Again, this notion is just a generalisation of facts observed in "everyday" categories. Our first example of cokernels shall be the existence of cokernels in Abelian groups. Now actually, cokernels exist even in the category of groups, but the construction is a bit tricky since in general, the image need not be a normal subgroup, which is why we may not be able to form the factor group by the image. In Abelian groups though, all subgroups are normal, and hence this is possible.
In the category of Abelian groups, every morphism has a cokernel.
Let be any two Abelian groups, and let be a group homomorphism. We set
we may form this quotient group because within an Abelian group, all subgroups are normal. Further, we set
the projection (we adhere to the custom of writing Abelian groups in an additive fashion). Let now be a group homomorphism such that , where is another Abelian group. Then the function
is well-defined (because of the rules for group morphisms) and the desired unique factorisation of is given by .
Every cokernel is an epi.
Let be a morphism and a corresponding cokernel. Assume that . The situation is depicted in the following picture:
Now again, , and and are by their equality both factorisations of . Hence, by the uniqueness of such factorisations required in the definition of cokernels, .
If a morphism has two cokernels and (let's call the associated objects and ), then ; that is, and are isomorphic.
Once again, we have and , and hence we obtain commutative diagrams
- and .
We once again claim that and are inverse to each other.
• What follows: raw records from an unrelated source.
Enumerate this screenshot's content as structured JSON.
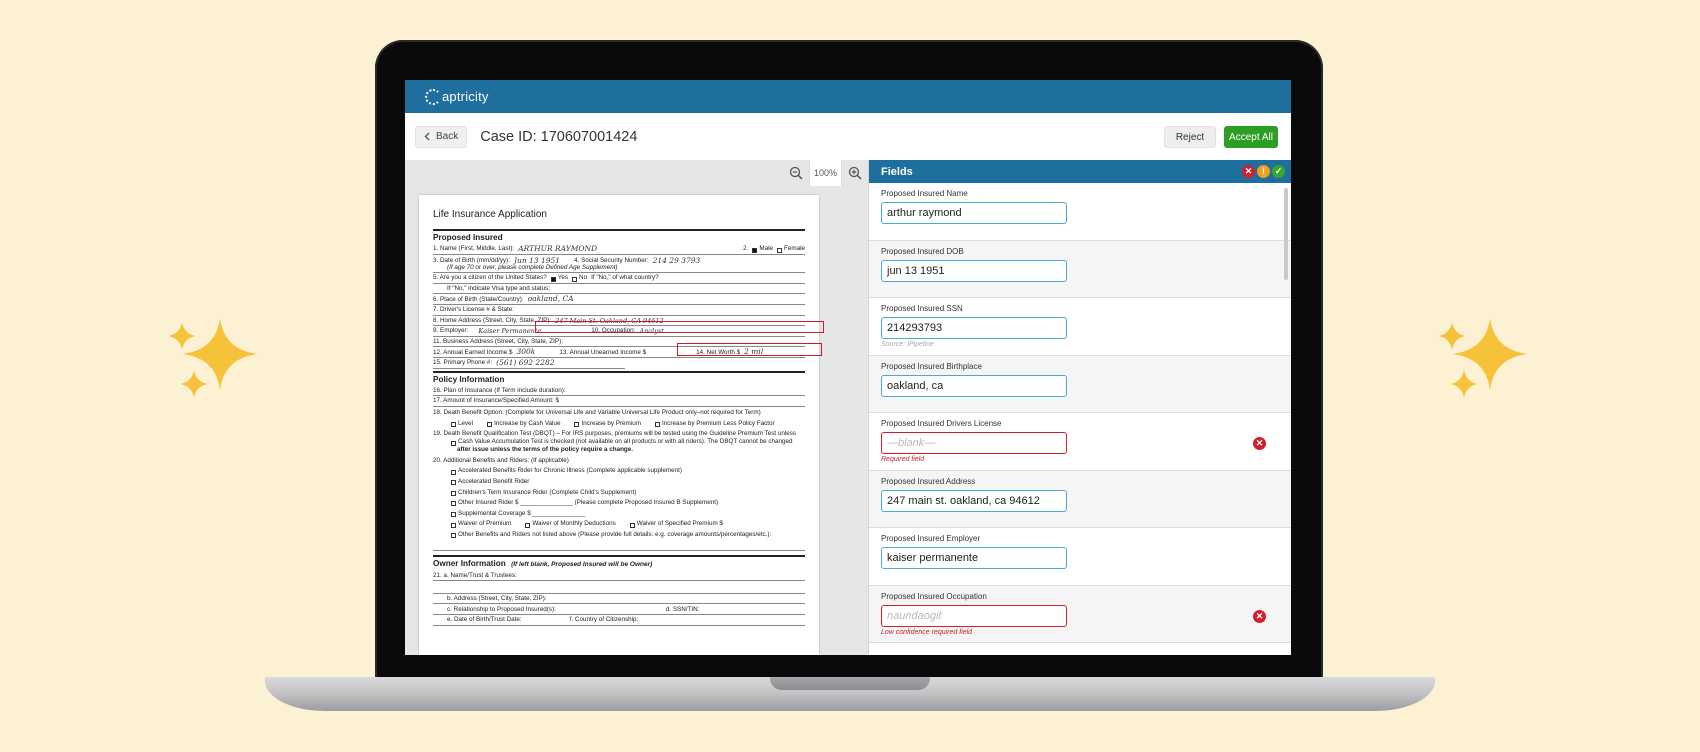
{
  "app": {
    "logo_text": "aptricity",
    "back_label": "Back",
    "case_title": "Case ID: 170607001424",
    "reject_label": "Reject",
    "accept_label": "Accept All",
    "zoom_level": "100%"
  },
  "document": {
    "title": "Life Insurance Application",
    "sections": {
      "insured": "Proposed Insured",
      "policy": "Policy Information",
      "owner": "Owner Information",
      "owner_note": "(If left blank, Proposed Insured will be Owner)"
    },
    "lines": {
      "l1": "1.   Name (First, Middle, Last):",
      "l1_hand": "ARTHUR   RAYMOND",
      "l1_right": "2.",
      "l1_male": "Male",
      "l1_female": "Female",
      "l3": "3.   Date of Birth (mm/dd/yy):",
      "l3_hand": "Jun 13  1951",
      "l3_right": "4.   Social Security Number:",
      "l3_ssn": "214 29 3793",
      "l3b": "(If age 70 or over, please complete Defined Age Supplement)",
      "l5": "5.   Are you a citizen of the United States?",
      "l5_yes": "Yes",
      "l5_no": "No",
      "l5_tail": "If \"No,\" of what country?",
      "l5b": "If \"No,\" indicate Visa type and status:",
      "l6": "6.   Place of Birth (State/Country):",
      "l6_hand": "oakland, CA",
      "l7": "7.   Driver's License # & State:",
      "l8": "8.   Home Address (Street, City, State, ZIP):",
      "l8_hand": "247 Main St. Oakland, CA 94612",
      "l9": "9.   Employer:",
      "l9_hand": "Kaiser Permanente",
      "l9_occ": "10. Occupation:",
      "l9_occ_hand": "Analyst",
      "l11": "11.  Business Address (Street, City, State, ZIP):",
      "l12": "12.  Annual Earned Income $",
      "l12_hand": "300k",
      "l12_mid": "13. Annual Unearned Income $",
      "l12_right": "14. Net Worth $",
      "l12_right_hand": "2 mil",
      "l15": "15.  Primary Phone #:",
      "l15_hand": "(561) 692 2282",
      "l16": "16.  Plan of Insurance (If Term include duration):",
      "l17": "17.  Amount of Insurance/Specified Amount:  $",
      "l18": "18.  Death Benefit Option: (Complete for Universal Life and Variable Universal Life Product only–not required for Term)",
      "l18_a": "Level",
      "l18_b": "Increase by Cash Value",
      "l18_c": "Increase by Premium",
      "l18_d": "Increase by Premium Less Policy Factor",
      "l19": "19.  Death Benefit Qualification Test (DBQT) – For IRS purposes, premiums will be tested using the Guideline Premium Test unless",
      "l19_a": "Cash Value Accumulation Test is checked (not available on all products or with all riders). The DBQT cannot be changed",
      "l19_b": "after issue unless the terms of the policy require a change.",
      "l20": "20.  Additional Benefits and Riders: (If applicable)",
      "r1": "Accelerated Benefits Rider for Chronic Illness (Complete applicable supplement)",
      "r2": "Accelerated Benefit Rider",
      "r3": "Children's Term Insurance Rider (Complete Child's Supplement)",
      "r4": "Other Insured Rider        $ _______________ (Please complete Proposed Insured B Supplement)",
      "r5": "Supplemental Coverage $ _______________",
      "r6": "Waiver of Premium",
      "r6b": "Waiver of Monthly Deductions",
      "r6c": "Waiver of Specified Premium  $",
      "r7": "Other Benefits and Riders not listed above (Please provide full details: e.g. coverage amounts/percentages/etc.):",
      "o21": "21.  a. Name/Trust & Trustees:",
      "o21b": "b. Address (Street, City, State, ZIP):",
      "o21c": "c. Relationship to Proposed Insured(s):",
      "o21c_r": "d. SSN/TIN:",
      "o21e": "e. Date of Birth/Trust Date:",
      "o21e_r": "f. Country of Citizenship:"
    }
  },
  "fields_panel": {
    "title": "Fields",
    "fields": [
      {
        "label": "Proposed Insured Name",
        "value": "arthur raymond",
        "note": ""
      },
      {
        "label": "Proposed Insured DOB",
        "value": "jun 13 1951",
        "note": ""
      },
      {
        "label": "Proposed Insured SSN",
        "value": "214293793",
        "note": "Source: IPipeline"
      },
      {
        "label": "Proposed Insured Birthplace",
        "value": "oakland, ca",
        "note": ""
      },
      {
        "label": "Proposed Insured Drivers License",
        "value": "—blank—",
        "note": "Required field"
      },
      {
        "label": "Proposed Insured Address",
        "value": "247 main st. oakland, ca 94612",
        "note": ""
      },
      {
        "label": "Proposed Insured Employer",
        "value": "kaiser permanente",
        "note": ""
      },
      {
        "label": "Proposed Insured Occupation",
        "value": "naundaogit",
        "note": "Low confidence required field"
      }
    ]
  },
  "colors": {
    "background": "#fdf1d3",
    "brand_blue": "#1e6e9e",
    "accept_green": "#2e9d23",
    "error_red": "#d0202e",
    "warning_orange": "#f0a01c",
    "sparkle_gold": "#f6c23a"
  },
  "icons": {
    "logo": "capricity-logo-icon",
    "back": "chevron-left-icon",
    "zoom_out": "zoom-out-icon",
    "zoom_in": "zoom-in-icon",
    "error": "error-x-icon",
    "warning": "warning-icon",
    "check": "check-icon",
    "sparkle": "sparkle-icon"
  }
}
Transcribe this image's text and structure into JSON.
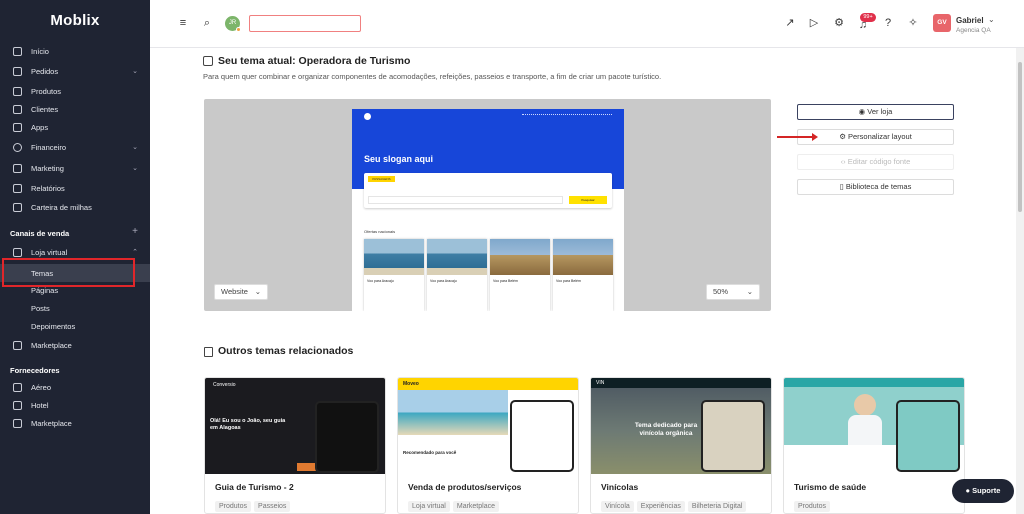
{
  "sidebar": {
    "logo": "Moblix",
    "items": [
      {
        "label": "Início",
        "icon": "home-icon"
      },
      {
        "label": "Pedidos",
        "icon": "document-icon"
      },
      {
        "label": "Produtos",
        "icon": "box-icon"
      },
      {
        "label": "Clientes",
        "icon": "users-icon"
      },
      {
        "label": "Apps",
        "icon": "grid-icon"
      },
      {
        "label": "Financeiro",
        "icon": "dollar-icon"
      },
      {
        "label": "Marketing",
        "icon": "megaphone-icon"
      },
      {
        "label": "Relatórios",
        "icon": "chart-icon"
      },
      {
        "label": "Carteira de milhas",
        "icon": "wallet-icon"
      }
    ],
    "section_channels": "Canais de venda",
    "loja_virtual": "Loja virtual",
    "loja_sub": [
      "Temas",
      "Páginas",
      "Posts",
      "Depoimentos"
    ],
    "marketplace": "Marketplace",
    "section_suppliers": "Fornecedores",
    "suppliers": [
      "Aéreo",
      "Hotel",
      "Marketplace"
    ]
  },
  "topbar": {
    "avatar_initials": "JR",
    "notification_count": "99+",
    "user_initials": "GV",
    "user_name": "Gabriel",
    "user_agency": "Agencia QA"
  },
  "main": {
    "current_theme_title": "Seu tema atual: Operadora de Turismo",
    "current_theme_desc": "Para quem quer combinar e organizar componentes de acomodações, refeições, passeios e transporte, a fim de criar um pacote turístico.",
    "preview": {
      "slogan": "Seu slogan aqui",
      "offers_label": "Ofertas nacionais",
      "passagens": "PASSAGENS",
      "search_btn": "Pesquisar",
      "cards": [
        "Voo para Aracaju",
        "Voo para Aracaju",
        "Voo para Belém",
        "Voo para Belém"
      ],
      "device_select": "Website",
      "zoom_select": "50%"
    },
    "buttons": {
      "ver_loja": "Ver loja",
      "personalizar": "Personalizar layout",
      "editar": "Editar código fonte",
      "biblioteca": "Biblioteca de temas"
    },
    "others_title": "Outros temas relacionados",
    "themes": [
      {
        "name": "Guia de Turismo - 2",
        "tags": [
          "Produtos",
          "Passeios"
        ],
        "brand": "Conversio",
        "headline": "Olá! Eu sou o João, seu guia em Alagoas"
      },
      {
        "name": "Venda de produtos/serviços",
        "tags": [
          "Loja virtual",
          "Marketplace"
        ],
        "brand": "Moveo",
        "headline": "Recomendado para você"
      },
      {
        "name": "Vinícolas",
        "tags": [
          "Vinícola",
          "Experiências",
          "Bilheteria Digital"
        ],
        "brand": "VIN",
        "headline": "Tema dedicado para vinícola orgânica"
      },
      {
        "name": "Turismo de saúde",
        "tags": [
          "Produtos"
        ],
        "brand": "",
        "headline": ""
      }
    ],
    "support_label": "Suporte"
  }
}
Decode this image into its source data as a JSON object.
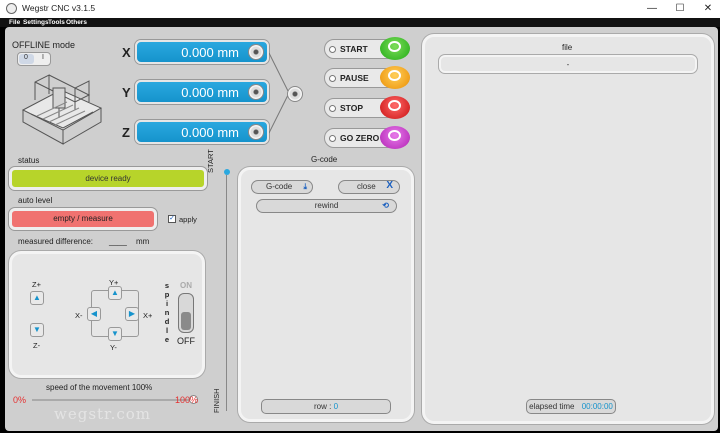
{
  "window": {
    "title": "Wegstr CNC  v3.1.5",
    "minimize": "—",
    "maximize": "☐",
    "close": "✕"
  },
  "menu": [
    {
      "label": "File"
    },
    {
      "label": "Settings"
    },
    {
      "label": "Tools"
    },
    {
      "label": "Others"
    }
  ],
  "mode": {
    "label": "OFFLINE mode",
    "switch_left": "0",
    "switch_right": "I"
  },
  "axes": [
    {
      "label": "X",
      "value": "0.000 mm"
    },
    {
      "label": "Y",
      "value": "0.000 mm"
    },
    {
      "label": "Z",
      "value": "0.000 mm"
    }
  ],
  "controls": [
    {
      "label": "START",
      "color": "#3cba2a"
    },
    {
      "label": "PAUSE",
      "color": "#f1a21d"
    },
    {
      "label": "STOP",
      "color": "#d92a2a"
    },
    {
      "label": "GO ZERO",
      "color": "#c13cc4"
    }
  ],
  "status": {
    "label": "status",
    "value": "device ready",
    "color": "#b7d42a"
  },
  "autolevel": {
    "label": "auto level",
    "button": "empty / measure",
    "apply": "apply",
    "apply_checked": true,
    "color": "#f07270"
  },
  "measured": {
    "label": "measured difference:",
    "value": "____",
    "unit": "mm"
  },
  "jog": {
    "zplus": "Z+",
    "zminus": "Z-",
    "yplus": "Y+",
    "yminus": "Y-",
    "xminus": "X-",
    "xplus": "X+"
  },
  "spindle": {
    "label_letters": [
      "s",
      "p",
      "i",
      "n",
      "d",
      "l",
      "e"
    ],
    "state": "OFF",
    "on_glyph": "ON"
  },
  "speed": {
    "label": "speed of the movement 100%",
    "min": "0%",
    "max": "100%",
    "level": 1.0,
    "watermark": "wegstr.com"
  },
  "progress": {
    "start": "START",
    "finish": "FINISH"
  },
  "gcode": {
    "title": "G-code",
    "load": "G-code",
    "close": "close",
    "rewind": "rewind",
    "row_label": "row :",
    "row_value": "0"
  },
  "file": {
    "title": "file",
    "name": "-",
    "elapsed_label": "elapsed time",
    "elapsed_value": "00:00:00"
  }
}
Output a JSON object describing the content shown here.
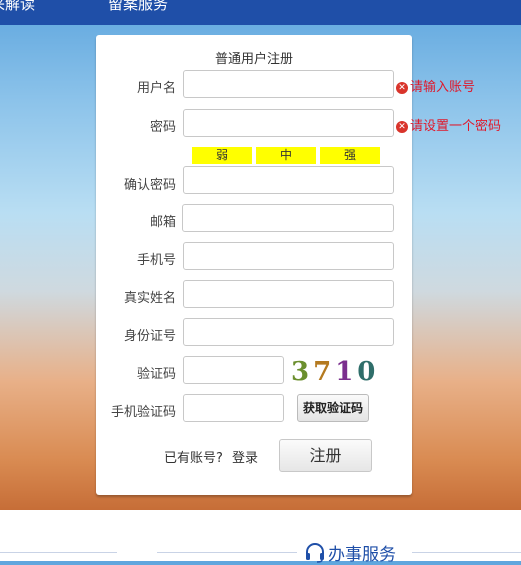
{
  "header": {
    "nav_left": "采解读",
    "nav_right": "留案服务"
  },
  "form": {
    "title": "普通用户注册",
    "fields": [
      {
        "label": "用户名",
        "value": ""
      },
      {
        "label": "密码",
        "value": ""
      },
      {
        "label": "确认密码",
        "value": ""
      },
      {
        "label": "邮箱",
        "value": ""
      },
      {
        "label": "手机号",
        "value": ""
      },
      {
        "label": "真实姓名",
        "value": ""
      },
      {
        "label": "身份证号",
        "value": ""
      },
      {
        "label": "验证码",
        "value": ""
      },
      {
        "label": "手机验证码",
        "value": ""
      }
    ],
    "errors": {
      "username": "请输入账号",
      "password": "请设置一个密码"
    },
    "strength": {
      "weak": "弱",
      "medium": "中",
      "strong": "强"
    },
    "captcha": [
      "3",
      "7",
      "1",
      "0"
    ],
    "sms_button": "获取验证码",
    "login_hint": "已有账号?",
    "login_link": "登录",
    "register_button": "注册"
  },
  "footer": {
    "service_label": "办事服务"
  },
  "colors": {
    "primary": "#1f4fa8",
    "error": "#e0182a",
    "strength_bg": "#ffff00"
  }
}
Indeed, we obtain the equations
and by cancellation (both and are epis due to theorem 8.7) we obtain
and hence the theorem.
Interplay between kernels and cokernels[edit | edit source]
Let be a category with zero objects, and let be a morphism of such that is the kernel of some arbitrary morphism of . Then is also the kernel of any cokernel of itself.
We set , that is,
In particular, since , there exists a unique such that . We now want that is a kernel of , that is,
Hence assume . Then . Hence, by the topmost diagram (in this proof), for a unique , which is exactly what we want. Further, follows from the second diagram of this proof.
Let be a category with zero objects, and let be a morphism of such that is the kernel of some arbitrary morphism of . Then is also the cokernel of any kernel of itself.
The statement that is the cokernel of reads
We set , that is
In particular, since , for a suitable unique morphism . We now want to be a cokernel of , that is,
Let thus . Then also and hence has a unique factorisation by the topmost diagram.
Let be a category that has a zero object and where all morphisms have kernels and cokernels, and let be an arbitrary morphism of . Then
is to be read "the kernel of is a kernel of any cokernel of itself", and the same for the other equation with kernels replaced by cokernels and vice versa.
is a morphism which is some kernel. Hence, by theorem 3.9
(where the equation is to be read " is a kernel of any cokernel of "). Similarly, from theorem 3.10
Let be a category, and let be two objects of . A product of and , denoted , is an object of together with two morphisms
- and ,
called the projections of , such that for any morphisms and there exists a unique morphism such that the following diagram commutes:
If is a category, are objects of and are products of and , then
that is, and are isomorphic.
Let be a category, objects of and a product of and . Then the projection morphisms and are monics.
Let be a category, and let and be objects of . Then a coproduct of and is another object of , denoted , together with two morphisms and such that for any morphisms and , there exist morphisms such that and .
Let be a category that contains two objects and . Assume we are given an object of together with four morphisms that make it into a product, and simultaneously into a coproduct. Then we call a biproduct of the two objects and and denote it by
Within the category of Abelian groups, a biproduct is given by the product group; if are Abelian groups, set the product group of and to be
the cartesian product, with component-wise group operation.